A few wayward branches of chokecherry, shrubby cinquefoil and Ponderosa pines got cut too. I want to stress that this trimming is for aesthetic reasons. Of course, these native plants do just fine out in the world without gardeners showing up to trim them. But when we use native plants in a landscape setting, it is perfectly reasonable to impose a little bit of order on them.
Step 3: The high school kids and I took all the branches and piled them for brush piles. These are nice little refuges for ground feeding birds, insects (like butterfly chrysalises) and who knows what else. There isn’t really any way to mess up a brush pile, but David has directions on his website: http://montanawildlifegardener.blogspot.com/2009/04/build-brush-pile-for-wildlife.html
Here’s one of the new brush piles, near
Soon creatures will be piling in there for refuge from all kinds of things (weather, stray cats, hungry birds). You know who loves a good brush pile?
Step 4: Install a bird house. If you want birds to nest in your yard this spring, PUT UP YOUR BOXES AS SOON AS POSSIBLE. Birds are looking for nest sites now. Read more at
Here’s David installing a nest box above the parking lot at Home ReSource today. It’s mounted about 9 feet off the ground and facing east. It could be used by chickadees, nuthatches or wrens.
If you haven’t put up a bird house yet STOP WHAT YOU ARE DOING and go over to Home ReSource, because they sell bird houses for native species made entirely out of recycled materials. They even come with sawdust (for stuffing the box, making it nest-y-er for birds) and an instruction sheet.

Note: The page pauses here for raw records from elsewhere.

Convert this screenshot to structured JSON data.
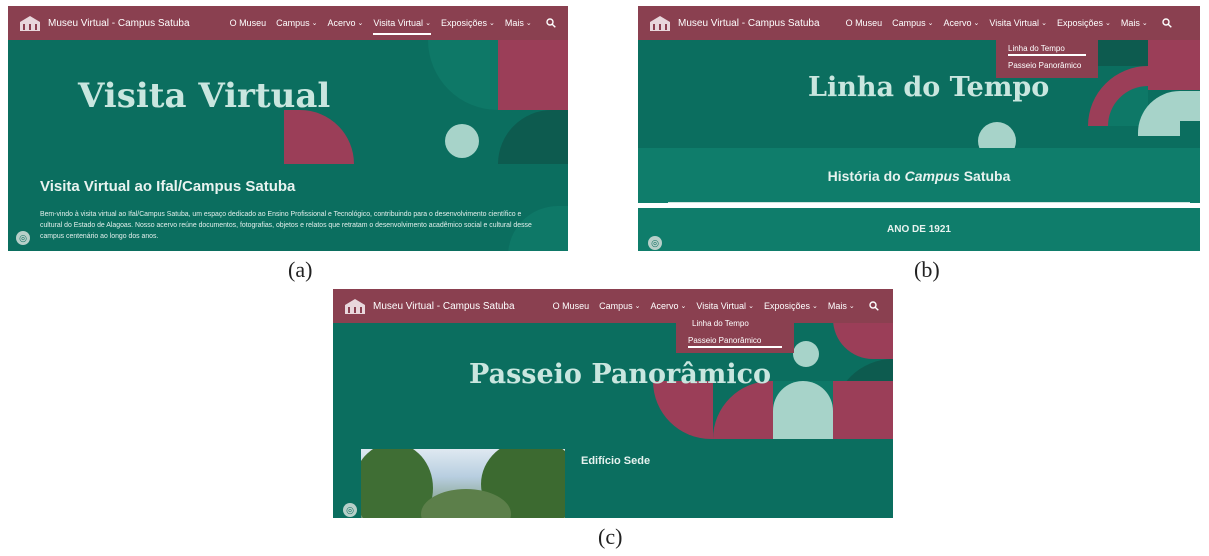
{
  "nav": {
    "brand": "Museu Virtual - Campus Satuba",
    "items": [
      "O Museu",
      "Campus",
      "Acervo",
      "Visita Virtual",
      "Exposições",
      "Mais"
    ],
    "chevron": "⌄",
    "search_icon": "search-icon",
    "logo_icon": "museum-logo-icon"
  },
  "panel_a": {
    "hero_title": "Visita Virtual",
    "section_title": "Visita Virtual ao Ifal/Campus Satuba",
    "body_text": "Bem-vindo à visita virtual ao Ifal/Campus Satuba, um espaço dedicado ao Ensino Profissional e Tecnológico, contribuindo para o desenvolvimento científico e cultural do Estado de Alagoas. Nosso acervo reúne documentos, fotografias, objetos e relatos que retratam o desenvolvimento acadêmico social e cultural desse campus centenário ao longo dos anos."
  },
  "panel_b": {
    "hero_title": "Linha do Tempo",
    "history_prefix": "História do ",
    "history_italic": "Campus",
    "history_suffix": " Satuba",
    "year_label": "ANO DE 1921",
    "dropdown": [
      "Linha do Tempo",
      "Passeio Panorâmico"
    ]
  },
  "panel_c": {
    "hero_title": "Passeio Panorâmico",
    "building_title": "Edifício Sede",
    "dropdown": [
      "Linha do Tempo",
      "Passeio Panorâmico"
    ]
  },
  "captions": {
    "a": "(a)",
    "b": "(b)",
    "c": "(c)"
  },
  "colors": {
    "teal": "#0b6e5f",
    "rose": "#8a4050",
    "mint": "#a7d3c9"
  }
}
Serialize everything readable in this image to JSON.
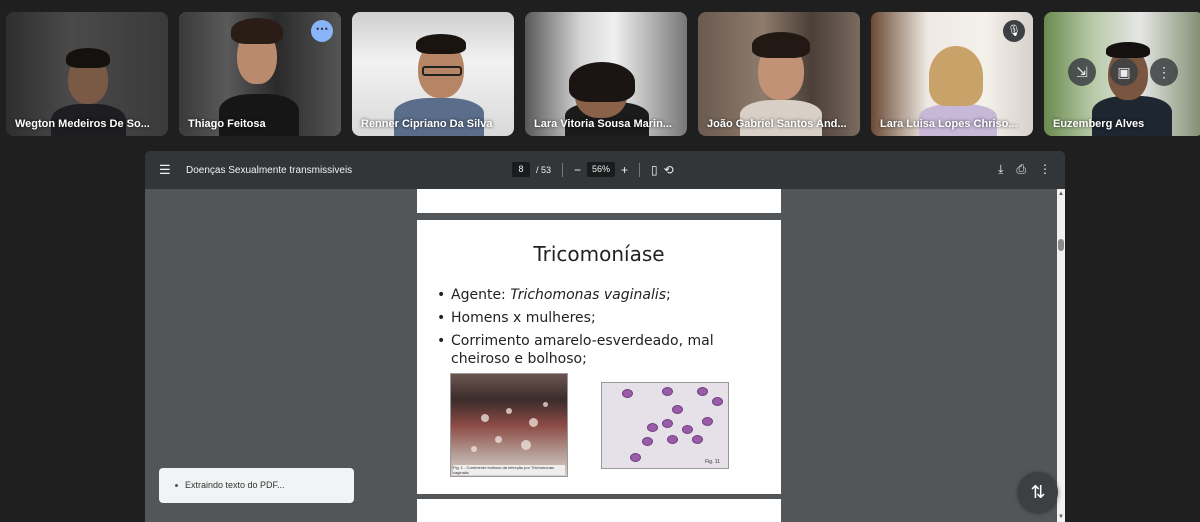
{
  "participants": [
    {
      "name": "Wegton Medeiros De So...",
      "active": false
    },
    {
      "name": "Thiago Feitosa",
      "active": true
    },
    {
      "name": "Renner Cipriano Da Silva",
      "active": false
    },
    {
      "name": "Lara Vitoria Sousa Marin...",
      "active": false
    },
    {
      "name": "João Gabriel Santos And...",
      "active": false
    },
    {
      "name": "Lara Luisa Lopes Chriso...",
      "active": false,
      "muted": true
    },
    {
      "name": "Euzemberg Alves",
      "active": false
    }
  ],
  "pdf": {
    "title": "Doenças Sexualmente transmissiveis",
    "current_page": "8",
    "total_pages": "/ 53",
    "zoom": "56%"
  },
  "slide": {
    "title": "Tricomoníase",
    "bullet_1_prefix": "Agente: ",
    "bullet_1_italic": "Trichomonas vaginalis",
    "bullet_1_suffix": ";",
    "bullet_2": "Homens x mulheres;",
    "bullet_3": "Corrimento amarelo-esverdeado, mal cheiroso e bolhoso;",
    "figure_1_caption": "Fig. 1 - Corrimento bolhoso da infecção por Trichomonas vaginalis",
    "figure_2_caption": "Fig. 11"
  },
  "toast": {
    "text": "Extraindo texto do PDF..."
  },
  "colors": {
    "accent": "#8ab4f8",
    "toolbar": "#323639",
    "viewer_bg": "#525659"
  }
}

Step 5: Repair the bird bath. Last summer David installed a bird bath made from a re-purposed light shade, and connected to the drip irrigation system so it was always fresh and full. Unfortunately the glass bath didn't survive the winter, so he made a new one. Also out of glass. We'll see how it goes. Bird baths are one of the best things you can provide for birds, especially in winter.